TASK STATEMENT =>
All lines from the line containing "What's the underlying" up to and including the last line of the entries must be written out exactly, with no others.
----- RECORDS FOR THIS TASK
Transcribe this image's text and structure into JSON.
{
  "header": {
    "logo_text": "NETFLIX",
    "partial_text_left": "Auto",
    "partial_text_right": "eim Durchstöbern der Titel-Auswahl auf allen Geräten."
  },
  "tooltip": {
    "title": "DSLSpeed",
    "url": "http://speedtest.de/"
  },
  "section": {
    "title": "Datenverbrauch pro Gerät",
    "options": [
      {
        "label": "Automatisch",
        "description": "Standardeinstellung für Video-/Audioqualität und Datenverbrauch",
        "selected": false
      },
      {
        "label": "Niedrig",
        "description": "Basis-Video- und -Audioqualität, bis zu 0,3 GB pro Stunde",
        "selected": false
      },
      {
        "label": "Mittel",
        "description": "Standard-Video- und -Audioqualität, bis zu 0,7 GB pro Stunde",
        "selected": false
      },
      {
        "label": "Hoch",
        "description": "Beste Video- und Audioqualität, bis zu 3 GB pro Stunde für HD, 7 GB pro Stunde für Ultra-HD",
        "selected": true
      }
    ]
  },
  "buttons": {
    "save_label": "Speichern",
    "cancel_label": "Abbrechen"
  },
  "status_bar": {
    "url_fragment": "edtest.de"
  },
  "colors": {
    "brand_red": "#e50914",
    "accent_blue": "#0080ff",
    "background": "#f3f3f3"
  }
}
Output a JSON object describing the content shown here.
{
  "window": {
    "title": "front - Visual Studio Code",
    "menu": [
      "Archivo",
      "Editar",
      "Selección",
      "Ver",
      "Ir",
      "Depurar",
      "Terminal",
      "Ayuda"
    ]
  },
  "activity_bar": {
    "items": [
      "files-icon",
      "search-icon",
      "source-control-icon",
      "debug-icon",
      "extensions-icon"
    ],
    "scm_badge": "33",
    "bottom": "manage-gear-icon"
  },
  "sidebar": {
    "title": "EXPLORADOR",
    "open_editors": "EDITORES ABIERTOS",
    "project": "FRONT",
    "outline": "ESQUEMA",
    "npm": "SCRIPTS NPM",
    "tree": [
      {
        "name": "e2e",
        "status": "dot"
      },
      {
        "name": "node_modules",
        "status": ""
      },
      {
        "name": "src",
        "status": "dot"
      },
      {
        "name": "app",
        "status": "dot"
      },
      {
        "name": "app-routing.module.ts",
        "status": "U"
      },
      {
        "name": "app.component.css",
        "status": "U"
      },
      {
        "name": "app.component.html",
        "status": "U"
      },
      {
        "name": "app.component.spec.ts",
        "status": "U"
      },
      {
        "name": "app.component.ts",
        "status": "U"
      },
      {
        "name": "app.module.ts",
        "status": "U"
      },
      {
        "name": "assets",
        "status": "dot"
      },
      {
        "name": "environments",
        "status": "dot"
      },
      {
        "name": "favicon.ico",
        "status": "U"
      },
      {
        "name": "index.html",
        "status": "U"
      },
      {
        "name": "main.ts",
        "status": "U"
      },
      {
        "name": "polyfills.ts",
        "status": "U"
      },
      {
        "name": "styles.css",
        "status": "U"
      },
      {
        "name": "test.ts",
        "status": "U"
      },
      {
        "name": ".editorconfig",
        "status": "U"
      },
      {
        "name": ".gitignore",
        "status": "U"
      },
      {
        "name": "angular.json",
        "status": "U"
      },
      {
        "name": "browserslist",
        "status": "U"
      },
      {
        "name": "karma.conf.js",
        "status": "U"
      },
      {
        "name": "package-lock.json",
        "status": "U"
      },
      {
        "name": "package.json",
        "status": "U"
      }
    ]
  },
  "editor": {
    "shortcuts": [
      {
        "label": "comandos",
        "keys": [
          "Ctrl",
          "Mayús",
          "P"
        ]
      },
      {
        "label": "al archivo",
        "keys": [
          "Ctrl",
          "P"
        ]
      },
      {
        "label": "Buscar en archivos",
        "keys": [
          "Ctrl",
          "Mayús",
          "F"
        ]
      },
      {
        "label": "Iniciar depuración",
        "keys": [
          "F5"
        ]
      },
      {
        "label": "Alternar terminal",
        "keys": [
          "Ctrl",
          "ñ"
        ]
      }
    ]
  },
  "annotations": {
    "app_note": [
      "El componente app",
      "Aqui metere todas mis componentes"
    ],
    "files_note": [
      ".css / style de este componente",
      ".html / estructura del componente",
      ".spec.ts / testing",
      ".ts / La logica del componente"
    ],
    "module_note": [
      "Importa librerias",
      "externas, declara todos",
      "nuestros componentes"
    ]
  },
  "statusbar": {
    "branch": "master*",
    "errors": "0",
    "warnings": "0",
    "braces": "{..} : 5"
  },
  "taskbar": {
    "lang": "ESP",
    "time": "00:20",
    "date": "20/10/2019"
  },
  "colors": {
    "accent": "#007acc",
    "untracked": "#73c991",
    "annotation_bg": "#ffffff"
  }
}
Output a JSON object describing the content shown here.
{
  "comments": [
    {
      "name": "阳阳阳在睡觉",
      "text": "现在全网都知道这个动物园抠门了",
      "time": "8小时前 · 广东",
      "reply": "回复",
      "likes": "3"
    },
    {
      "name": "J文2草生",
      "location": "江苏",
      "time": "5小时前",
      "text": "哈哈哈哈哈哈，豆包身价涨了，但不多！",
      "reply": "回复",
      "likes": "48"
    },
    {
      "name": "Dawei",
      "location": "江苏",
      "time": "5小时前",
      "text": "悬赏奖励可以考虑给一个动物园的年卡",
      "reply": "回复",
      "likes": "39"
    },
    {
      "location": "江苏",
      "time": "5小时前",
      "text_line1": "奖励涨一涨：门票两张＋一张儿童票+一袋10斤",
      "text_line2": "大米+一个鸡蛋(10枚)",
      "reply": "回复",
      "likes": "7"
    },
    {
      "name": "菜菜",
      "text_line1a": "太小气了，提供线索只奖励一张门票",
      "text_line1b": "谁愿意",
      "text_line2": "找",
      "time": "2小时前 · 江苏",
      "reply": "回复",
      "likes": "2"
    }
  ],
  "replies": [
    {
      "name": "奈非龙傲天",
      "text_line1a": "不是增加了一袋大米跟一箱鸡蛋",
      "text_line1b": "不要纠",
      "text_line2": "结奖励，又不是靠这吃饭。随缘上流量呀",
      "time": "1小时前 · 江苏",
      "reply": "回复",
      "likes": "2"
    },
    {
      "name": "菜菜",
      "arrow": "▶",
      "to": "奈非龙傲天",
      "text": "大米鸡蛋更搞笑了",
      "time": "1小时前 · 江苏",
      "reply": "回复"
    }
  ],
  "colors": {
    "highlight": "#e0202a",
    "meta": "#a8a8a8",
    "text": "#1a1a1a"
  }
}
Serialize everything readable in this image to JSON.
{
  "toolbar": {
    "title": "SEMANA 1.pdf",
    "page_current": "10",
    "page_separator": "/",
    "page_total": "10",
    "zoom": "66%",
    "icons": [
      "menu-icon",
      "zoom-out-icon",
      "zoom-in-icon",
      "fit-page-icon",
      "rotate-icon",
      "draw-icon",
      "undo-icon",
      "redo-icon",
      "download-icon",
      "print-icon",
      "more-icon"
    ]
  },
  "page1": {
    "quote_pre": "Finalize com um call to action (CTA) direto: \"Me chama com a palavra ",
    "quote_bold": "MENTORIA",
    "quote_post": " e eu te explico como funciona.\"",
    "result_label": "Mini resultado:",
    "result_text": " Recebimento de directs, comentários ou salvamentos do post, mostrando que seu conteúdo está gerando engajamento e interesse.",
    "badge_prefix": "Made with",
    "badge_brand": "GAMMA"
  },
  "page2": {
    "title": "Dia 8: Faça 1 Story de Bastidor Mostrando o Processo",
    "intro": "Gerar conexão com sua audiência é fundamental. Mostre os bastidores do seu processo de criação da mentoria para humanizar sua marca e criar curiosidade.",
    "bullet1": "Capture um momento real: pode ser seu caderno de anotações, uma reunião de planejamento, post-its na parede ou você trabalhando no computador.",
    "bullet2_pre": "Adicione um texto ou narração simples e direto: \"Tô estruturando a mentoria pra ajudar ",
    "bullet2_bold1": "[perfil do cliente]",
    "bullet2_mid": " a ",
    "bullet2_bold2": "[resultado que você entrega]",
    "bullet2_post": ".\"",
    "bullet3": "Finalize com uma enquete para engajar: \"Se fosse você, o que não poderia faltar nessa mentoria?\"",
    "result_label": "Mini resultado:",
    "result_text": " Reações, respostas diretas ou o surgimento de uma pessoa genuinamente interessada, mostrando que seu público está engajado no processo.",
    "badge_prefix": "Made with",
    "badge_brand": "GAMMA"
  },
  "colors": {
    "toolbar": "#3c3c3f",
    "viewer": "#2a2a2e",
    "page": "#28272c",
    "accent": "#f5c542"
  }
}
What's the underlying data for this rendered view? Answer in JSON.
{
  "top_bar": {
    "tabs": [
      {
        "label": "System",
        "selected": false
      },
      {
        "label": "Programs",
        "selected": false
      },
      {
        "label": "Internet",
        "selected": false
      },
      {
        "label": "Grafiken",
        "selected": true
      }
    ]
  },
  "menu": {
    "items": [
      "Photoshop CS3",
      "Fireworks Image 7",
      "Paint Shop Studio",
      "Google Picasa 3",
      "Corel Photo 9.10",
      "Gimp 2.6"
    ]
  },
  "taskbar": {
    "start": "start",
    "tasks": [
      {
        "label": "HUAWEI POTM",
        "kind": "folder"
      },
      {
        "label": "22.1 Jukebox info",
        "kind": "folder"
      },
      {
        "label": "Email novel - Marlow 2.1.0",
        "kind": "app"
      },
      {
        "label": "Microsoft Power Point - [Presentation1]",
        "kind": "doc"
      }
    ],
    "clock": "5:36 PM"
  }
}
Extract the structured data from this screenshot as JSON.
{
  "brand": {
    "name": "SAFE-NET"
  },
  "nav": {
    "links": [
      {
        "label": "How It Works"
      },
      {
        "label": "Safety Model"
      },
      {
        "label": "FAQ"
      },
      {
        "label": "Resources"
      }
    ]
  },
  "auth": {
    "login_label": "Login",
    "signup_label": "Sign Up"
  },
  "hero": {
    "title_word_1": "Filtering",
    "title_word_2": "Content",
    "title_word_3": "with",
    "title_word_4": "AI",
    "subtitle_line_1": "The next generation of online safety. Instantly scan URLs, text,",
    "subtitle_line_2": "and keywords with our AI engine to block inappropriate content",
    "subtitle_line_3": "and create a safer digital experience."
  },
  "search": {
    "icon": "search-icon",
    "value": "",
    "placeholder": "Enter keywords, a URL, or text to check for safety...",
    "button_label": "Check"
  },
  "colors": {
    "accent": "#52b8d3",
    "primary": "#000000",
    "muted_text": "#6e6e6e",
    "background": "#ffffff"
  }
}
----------
ANSWER FOR THIS EXERCISE =>
What's the underlying data for this rendered view? Answer in JSON.
{
  "top_bar": {
    "tabs": [
      {
        "label": "System",
        "selected": false
      },
      {
        "label": "Programs",
        "selected": false
      },
      {
        "label": "Internet",
        "selected": false
      },
      {
        "label": "Grafiken",
        "selected": true
      }
    ]
  },
  "menu": {
    "items": [
      "Photoshop CS3",
      "Fireworks Image 7",
      "Paint Shop Studio",
      "Google Picasa 3",
      "Corel Photo 9.10",
      "Gimp 2.6"
    ]
  },
  "taskbar": {
    "start": "start",
    "tasks": [
      {
        "label": "HUAWEI POTM",
        "kind": "folder"
      },
      {
        "label": "22.1 Jukebox info",
        "kind": "folder"
      },
      {
        "label": "Email novel - Marlow 2.1.0",
        "kind": "app"
      },
      {
        "label": "Microsoft Power Point - [Presentation1]",
        "kind": "doc"
      }
    ],
    "clock": "5:36 PM"
  }
}
Extract the structured data from this screenshot as JSON.
{
  "brand": {
    "name": "SAFE-NET"
  },
  "nav": {
    "links": [
      {
        "label": "How It Works"
      },
      {
        "label": "Safety Model"
      },
      {
        "label": "FAQ"
      },
      {
        "label": "Resources"
      }
    ]
  },
  "auth": {
    "login_label": "Login",
    "signup_label": "Sign Up"
  },
  "hero": {
    "title_word_1": "Filtering",
    "title_word_2": "Content",
    "title_word_3": "with",
    "title_word_4": "AI",
    "subtitle_line_1": "The next generation of online safety. Instantly scan URLs, text,",
    "subtitle_line_2": "and keywords with our AI engine to block inappropriate content",
    "subtitle_line_3": "and create a safer digital experience."
  },
  "search": {
    "icon": "search-icon",
    "value": "",
    "placeholder": "Enter keywords, a URL, or text to check for safety...",
    "button_label": "Check"
  },
  "colors": {
    "accent": "#52b8d3",
    "primary": "#000000",
    "muted_text": "#6e6e6e",
    "background": "#ffffff"
  }
}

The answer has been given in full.